The Ohio Public Records Laws, also known as the Sunshine Laws, establishes rules around government bodies that are required to collect and maintain records and what records are exempt from public disclosure. The Department of Rehabilitation and Correction adheres to the Sunshine Laws in its record collection, retention, and dissemination operations.
Department policy, Public Records, establishes a list of records that are exempt from public disclosure in accordance with Ohio Revised Code 149.43. Certain records that are exempt include: parole and probation, medical, educational, recovery services, offender records, and limited inmate/supervision records. The Public Records policy also requires that each facility have a record maintenance process that is aligned to their administrative needs and also serves to provide the public record access when requested. When making a record request, the requestor must describe in detail the information they are looking for. A person can make a request by mail, email, or fax, and there is no expectation that the requestor identify themselves nor explain the purpose of the request.

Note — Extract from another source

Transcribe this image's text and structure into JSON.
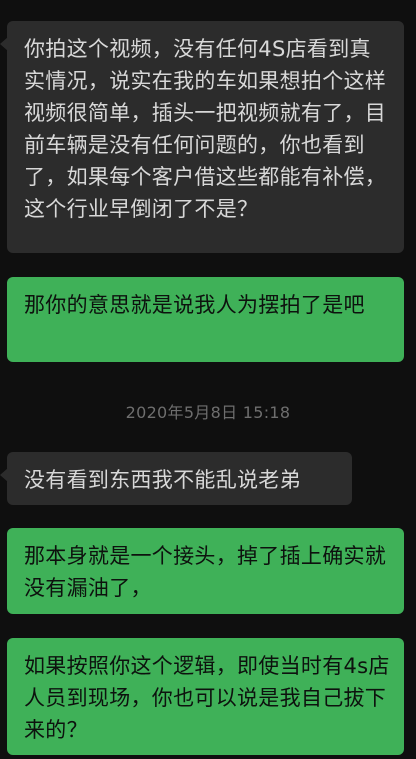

The Department of Rehabilitation and Correction does control an incarcerated persons record repository. The repository is referred to as the Offender Search. The Offender Search is subject to Ohio Revised Code 5120.66 | Internet database of inmate offense, sentence, and release information; "Laura's Law". The statute allows the department to publish corrections records onto the internet database. Some of the information that may be contained in those records includes, but is not limited to: the incarcerated person’s name; the offense the person was convicted of; the gender of the victim of the offense; the range of the possible imprisonment terms for the offense; the actual prison terms; and, the date when the individual will be eligible for parole. Members of the public may use the Offender Search.
The Department policy, Research Approval Process, creates rules for the cooperation with third parties who wish to research the department, its staff, and the individuals under supervision. It is the Department of Rehabilitation and Corrections position to encourage outside researchers to conduct research that furthers criminal justice knowledge. To conduct research, an individual or entity must submit a proposal to the Human Subjects Research Review Committee for approval. Any research project using incarcerated individuals and department information must adhere to confidentiality standards.